Was just talking to a few people recently about how missing training makes me feel grumpy. Funny how once exercise becomes a routine, not doing it makes you feel like something is amiss. Even when you know it’s going to be a tough set.

Hahaha. Oww oww owwww...

On lighter weeks Fridays are rest days. This wasn’t planned to be a rest day, but that’s just how it is with commitments outside of training.

DNG #2: Sunday rides

The easiest way to explain what goes into the training for Danang is to show you what a typical week looks like. So here goes…

On Sundays, it’s usually a long-ish team ride of between 80-120km. That may seem long if you’ve never done anything more than cruise up and down East Coast Park in a rented bike. That’s maybe about 20km..?

Here's a 125km ride

But once you’ve tried out riding a road bike properly fitted for your body, the miles disappear a lot quicker and you get to see a lot more of Singapore than you normally would.

The Jetty in the West

The team starts off from Mandarin Gardens (affectionately known as MG) and takes us to Kallang, Balestier, Thomson, Mandai, Yishun, Punggol, Sengkang, Pasir Ris, Loyang, Changi, and ends at our homebase in Mana Mana at East Coast Park.
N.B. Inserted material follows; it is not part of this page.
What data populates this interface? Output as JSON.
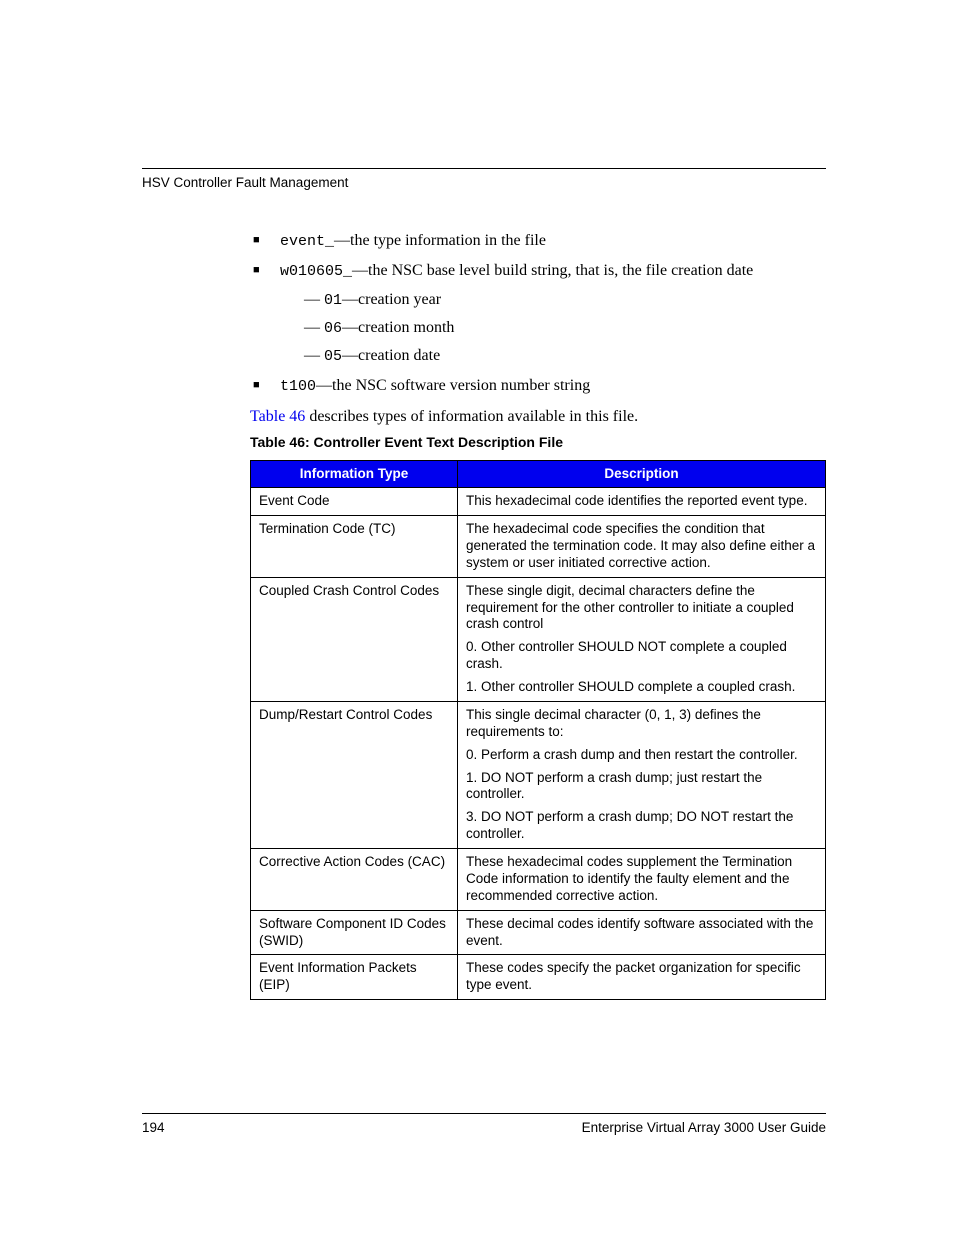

Sometimes we throw in Kranji, NTU, West Coast for a bit of variety.

Out before the sun's up

Because of the relatively early start, I’ve been known to either chase the group because I arrive late (blame the snooze button), or do my own 100km+ ride on my own.

Sharing the road is a key part of road riding. Helps if you're not the only biker on the road.

The latter is psychologically quite draining because a) the sun is earth-scorchingly hot, and b) pedalling on your own on increasingly crowded roads can be quite intimidating, and conversely doing long stretches of long, empty straights can be quite monotonous. Like I said in my last post, the support of having other people alongside pushing hard is one of the key benefits of being part of a training squad.

Lining up for a photo at one of our Western rest stops

Once we’re done with the bike, 9 times out of 10 there’s a “brick” waiting, which means you change to running shoes and start pounding the hot asphalt. This is typically 15-30 min of running for me, but I suspect longer bricks are coming on in preparation for Danang.

Another chapter closed

Apparently it’s been 16 months, says person who made the connection.

Has it been that long?
Yes, actually felt even longer.
But no, it can’t have been. Where did the days go?

Lulled into a sense of comfort and complacency, like soft waves lapping on the beach. Slowly but surely eroding whatever it is it touches. Thankfully I remembered to wake up a little earlier this time.